In the descriptions above, the desired track has been represented as a series of straight lines; however, the desired track may also contain curves without affecting the design, principles of operation, or efficacy of the control system. In fact, the system improves curve tracking accuracy by directing a tractor to “cut” corners so that as an implement swings wide, it follows a desired path.
The control system for passive, towed implements described herein corrects implement path-tracking errors to zero consistently and optimally. It permits direct precision control of passive implements rather than the tractors that tow them.

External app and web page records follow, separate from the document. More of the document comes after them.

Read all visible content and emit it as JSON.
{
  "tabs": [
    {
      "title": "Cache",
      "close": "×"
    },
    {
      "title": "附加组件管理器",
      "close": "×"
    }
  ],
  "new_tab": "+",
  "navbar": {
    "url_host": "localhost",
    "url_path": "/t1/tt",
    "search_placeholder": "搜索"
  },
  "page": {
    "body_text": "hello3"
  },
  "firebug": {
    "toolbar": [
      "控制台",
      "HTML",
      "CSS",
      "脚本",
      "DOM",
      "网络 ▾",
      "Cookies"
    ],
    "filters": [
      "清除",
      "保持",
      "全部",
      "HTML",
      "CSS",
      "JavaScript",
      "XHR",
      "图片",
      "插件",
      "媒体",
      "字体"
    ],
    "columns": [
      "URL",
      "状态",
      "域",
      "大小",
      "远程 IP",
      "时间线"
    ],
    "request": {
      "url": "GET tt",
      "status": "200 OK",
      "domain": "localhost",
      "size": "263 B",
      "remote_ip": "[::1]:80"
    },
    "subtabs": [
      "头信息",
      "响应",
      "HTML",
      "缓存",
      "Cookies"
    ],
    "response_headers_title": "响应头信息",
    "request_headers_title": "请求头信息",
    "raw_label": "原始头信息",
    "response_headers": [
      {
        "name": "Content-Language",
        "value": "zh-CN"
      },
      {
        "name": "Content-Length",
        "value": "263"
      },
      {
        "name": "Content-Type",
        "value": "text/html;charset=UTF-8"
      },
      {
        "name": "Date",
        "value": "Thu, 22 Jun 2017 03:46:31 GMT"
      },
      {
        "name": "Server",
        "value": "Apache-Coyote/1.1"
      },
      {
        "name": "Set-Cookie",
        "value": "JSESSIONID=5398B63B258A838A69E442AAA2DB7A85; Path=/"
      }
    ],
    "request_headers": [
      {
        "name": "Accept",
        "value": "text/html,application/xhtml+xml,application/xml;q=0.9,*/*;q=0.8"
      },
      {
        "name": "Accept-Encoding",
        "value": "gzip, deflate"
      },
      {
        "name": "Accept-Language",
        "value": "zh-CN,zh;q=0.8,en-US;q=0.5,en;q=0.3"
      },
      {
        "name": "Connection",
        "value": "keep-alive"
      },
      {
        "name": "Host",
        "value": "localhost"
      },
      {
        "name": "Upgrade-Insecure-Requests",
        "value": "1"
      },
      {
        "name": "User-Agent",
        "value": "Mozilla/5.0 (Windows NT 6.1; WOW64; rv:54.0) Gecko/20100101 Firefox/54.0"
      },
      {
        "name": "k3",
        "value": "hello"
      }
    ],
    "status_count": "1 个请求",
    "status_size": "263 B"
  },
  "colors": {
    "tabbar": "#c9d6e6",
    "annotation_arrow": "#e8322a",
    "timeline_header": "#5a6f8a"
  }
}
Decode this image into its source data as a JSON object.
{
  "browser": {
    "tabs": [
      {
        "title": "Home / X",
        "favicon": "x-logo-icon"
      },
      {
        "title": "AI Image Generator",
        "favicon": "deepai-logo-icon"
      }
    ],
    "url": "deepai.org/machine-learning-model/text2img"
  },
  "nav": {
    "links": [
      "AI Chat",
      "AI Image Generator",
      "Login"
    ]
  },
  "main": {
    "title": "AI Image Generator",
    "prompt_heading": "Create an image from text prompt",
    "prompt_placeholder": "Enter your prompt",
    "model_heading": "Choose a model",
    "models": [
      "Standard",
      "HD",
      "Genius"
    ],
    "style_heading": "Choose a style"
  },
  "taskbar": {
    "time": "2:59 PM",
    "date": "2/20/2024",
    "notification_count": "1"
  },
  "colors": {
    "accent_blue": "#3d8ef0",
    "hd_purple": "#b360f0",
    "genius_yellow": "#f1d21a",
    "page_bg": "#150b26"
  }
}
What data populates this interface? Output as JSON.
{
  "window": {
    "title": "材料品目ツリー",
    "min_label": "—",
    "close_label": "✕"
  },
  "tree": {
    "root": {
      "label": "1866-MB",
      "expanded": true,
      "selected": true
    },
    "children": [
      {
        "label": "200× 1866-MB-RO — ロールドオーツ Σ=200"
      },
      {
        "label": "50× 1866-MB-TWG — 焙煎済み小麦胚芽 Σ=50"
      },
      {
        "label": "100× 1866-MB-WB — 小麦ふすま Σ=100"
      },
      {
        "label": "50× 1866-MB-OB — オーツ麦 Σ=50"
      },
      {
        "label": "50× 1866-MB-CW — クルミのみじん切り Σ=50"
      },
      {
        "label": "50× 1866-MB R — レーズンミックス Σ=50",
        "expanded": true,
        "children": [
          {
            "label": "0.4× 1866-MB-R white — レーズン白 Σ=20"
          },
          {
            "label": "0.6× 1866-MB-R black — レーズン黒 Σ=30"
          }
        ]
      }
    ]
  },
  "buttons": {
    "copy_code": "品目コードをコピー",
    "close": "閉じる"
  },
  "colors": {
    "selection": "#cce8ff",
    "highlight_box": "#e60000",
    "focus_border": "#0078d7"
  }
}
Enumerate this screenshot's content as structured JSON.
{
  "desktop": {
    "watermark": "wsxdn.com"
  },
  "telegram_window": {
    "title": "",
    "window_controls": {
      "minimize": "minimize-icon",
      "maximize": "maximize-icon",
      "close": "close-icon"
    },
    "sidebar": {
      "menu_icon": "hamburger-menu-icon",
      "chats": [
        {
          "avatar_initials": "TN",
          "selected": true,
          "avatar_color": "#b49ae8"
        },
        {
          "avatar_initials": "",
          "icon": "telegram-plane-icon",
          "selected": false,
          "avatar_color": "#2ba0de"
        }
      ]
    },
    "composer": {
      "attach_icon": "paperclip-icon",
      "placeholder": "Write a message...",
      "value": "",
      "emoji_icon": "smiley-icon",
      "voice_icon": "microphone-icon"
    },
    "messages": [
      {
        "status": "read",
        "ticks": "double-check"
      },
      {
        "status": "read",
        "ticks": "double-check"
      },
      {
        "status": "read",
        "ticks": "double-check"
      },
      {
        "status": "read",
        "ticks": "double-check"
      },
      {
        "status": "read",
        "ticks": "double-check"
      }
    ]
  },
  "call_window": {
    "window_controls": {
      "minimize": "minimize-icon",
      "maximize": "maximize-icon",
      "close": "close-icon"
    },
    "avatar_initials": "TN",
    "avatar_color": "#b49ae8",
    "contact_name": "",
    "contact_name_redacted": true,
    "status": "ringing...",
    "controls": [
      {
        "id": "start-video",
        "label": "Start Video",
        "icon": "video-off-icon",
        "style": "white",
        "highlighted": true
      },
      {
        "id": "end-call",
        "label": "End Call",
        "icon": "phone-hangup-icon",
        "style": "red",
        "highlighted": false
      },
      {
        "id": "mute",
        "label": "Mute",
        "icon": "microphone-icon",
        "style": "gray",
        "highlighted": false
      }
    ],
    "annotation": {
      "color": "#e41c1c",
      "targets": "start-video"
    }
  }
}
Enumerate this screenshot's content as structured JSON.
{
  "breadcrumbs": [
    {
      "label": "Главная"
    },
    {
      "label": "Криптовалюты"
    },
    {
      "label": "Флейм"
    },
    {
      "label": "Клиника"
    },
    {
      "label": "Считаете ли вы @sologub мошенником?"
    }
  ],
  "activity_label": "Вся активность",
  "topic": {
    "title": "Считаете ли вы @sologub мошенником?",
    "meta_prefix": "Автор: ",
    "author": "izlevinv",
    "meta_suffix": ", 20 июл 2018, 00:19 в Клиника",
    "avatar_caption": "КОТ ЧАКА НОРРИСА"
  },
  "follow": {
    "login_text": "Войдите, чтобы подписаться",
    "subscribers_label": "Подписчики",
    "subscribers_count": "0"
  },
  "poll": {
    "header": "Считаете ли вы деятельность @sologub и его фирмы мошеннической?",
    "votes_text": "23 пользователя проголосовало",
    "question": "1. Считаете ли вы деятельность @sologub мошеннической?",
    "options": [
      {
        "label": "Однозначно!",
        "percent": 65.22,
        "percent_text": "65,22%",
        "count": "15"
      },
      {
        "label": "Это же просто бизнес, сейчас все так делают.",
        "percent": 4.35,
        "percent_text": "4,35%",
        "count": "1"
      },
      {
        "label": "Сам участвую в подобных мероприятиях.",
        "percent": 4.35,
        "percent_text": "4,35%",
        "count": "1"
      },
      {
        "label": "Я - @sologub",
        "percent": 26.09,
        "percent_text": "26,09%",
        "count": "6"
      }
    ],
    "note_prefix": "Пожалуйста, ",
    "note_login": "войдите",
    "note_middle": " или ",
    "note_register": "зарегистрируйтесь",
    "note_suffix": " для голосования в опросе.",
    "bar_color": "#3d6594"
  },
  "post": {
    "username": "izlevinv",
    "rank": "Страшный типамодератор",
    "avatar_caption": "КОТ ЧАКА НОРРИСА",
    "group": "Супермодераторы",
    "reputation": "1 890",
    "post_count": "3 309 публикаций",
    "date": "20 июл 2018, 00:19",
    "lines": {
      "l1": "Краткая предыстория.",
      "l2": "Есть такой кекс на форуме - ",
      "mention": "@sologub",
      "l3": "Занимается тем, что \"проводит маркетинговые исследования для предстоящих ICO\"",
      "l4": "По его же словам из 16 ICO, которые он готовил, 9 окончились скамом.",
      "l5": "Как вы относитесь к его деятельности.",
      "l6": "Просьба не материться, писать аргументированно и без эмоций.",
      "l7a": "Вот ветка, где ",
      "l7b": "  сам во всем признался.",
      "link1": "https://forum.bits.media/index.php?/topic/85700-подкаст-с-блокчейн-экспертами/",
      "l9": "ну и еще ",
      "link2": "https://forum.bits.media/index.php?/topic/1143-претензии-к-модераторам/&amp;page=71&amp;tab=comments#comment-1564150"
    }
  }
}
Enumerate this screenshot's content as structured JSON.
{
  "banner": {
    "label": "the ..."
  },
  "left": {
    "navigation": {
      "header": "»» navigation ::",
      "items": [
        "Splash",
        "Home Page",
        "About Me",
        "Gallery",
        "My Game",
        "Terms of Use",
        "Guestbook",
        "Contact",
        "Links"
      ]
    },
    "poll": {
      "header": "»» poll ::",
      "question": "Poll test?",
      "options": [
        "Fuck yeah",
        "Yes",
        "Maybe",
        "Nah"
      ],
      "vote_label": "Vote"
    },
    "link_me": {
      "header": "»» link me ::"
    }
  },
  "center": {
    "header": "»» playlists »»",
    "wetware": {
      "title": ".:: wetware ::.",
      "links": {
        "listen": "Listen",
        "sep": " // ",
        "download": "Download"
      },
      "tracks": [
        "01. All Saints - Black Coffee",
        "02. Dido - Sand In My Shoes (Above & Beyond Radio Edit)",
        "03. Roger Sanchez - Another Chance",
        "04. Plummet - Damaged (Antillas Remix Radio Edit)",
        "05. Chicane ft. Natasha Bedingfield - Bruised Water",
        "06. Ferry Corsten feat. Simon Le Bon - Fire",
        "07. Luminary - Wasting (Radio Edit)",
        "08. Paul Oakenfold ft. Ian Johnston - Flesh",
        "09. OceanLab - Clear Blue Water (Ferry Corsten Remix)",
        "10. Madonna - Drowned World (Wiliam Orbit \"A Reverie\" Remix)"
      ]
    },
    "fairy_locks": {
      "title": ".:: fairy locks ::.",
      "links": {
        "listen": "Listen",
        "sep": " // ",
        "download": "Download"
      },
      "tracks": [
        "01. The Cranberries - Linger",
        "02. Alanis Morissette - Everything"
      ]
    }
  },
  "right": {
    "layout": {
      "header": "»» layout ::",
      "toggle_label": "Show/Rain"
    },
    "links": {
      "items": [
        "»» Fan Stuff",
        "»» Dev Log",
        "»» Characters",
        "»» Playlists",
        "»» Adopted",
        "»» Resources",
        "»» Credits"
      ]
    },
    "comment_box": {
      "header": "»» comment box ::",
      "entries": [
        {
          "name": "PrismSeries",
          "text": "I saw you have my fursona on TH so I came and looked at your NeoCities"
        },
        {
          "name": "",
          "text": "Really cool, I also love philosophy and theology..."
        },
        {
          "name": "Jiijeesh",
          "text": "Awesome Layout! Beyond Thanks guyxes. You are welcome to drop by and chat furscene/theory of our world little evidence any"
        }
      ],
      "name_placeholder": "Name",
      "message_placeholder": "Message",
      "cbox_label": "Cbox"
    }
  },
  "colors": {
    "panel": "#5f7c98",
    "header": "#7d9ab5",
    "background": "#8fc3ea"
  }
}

The above description of the disclosed embodiments is provided to enable any person skilled in the art to make or use the disclosure. Various modifications to these embodiments will be readily apparent to those skilled in the art, and the principles defined herein may be applied to other embodiments without departing from the scope of the disclosure. Thus, the disclosure is not intended to be limited to the embodiments shown herein but is to be accorded the widest scope consistent with the principles and novel features disclosed herein.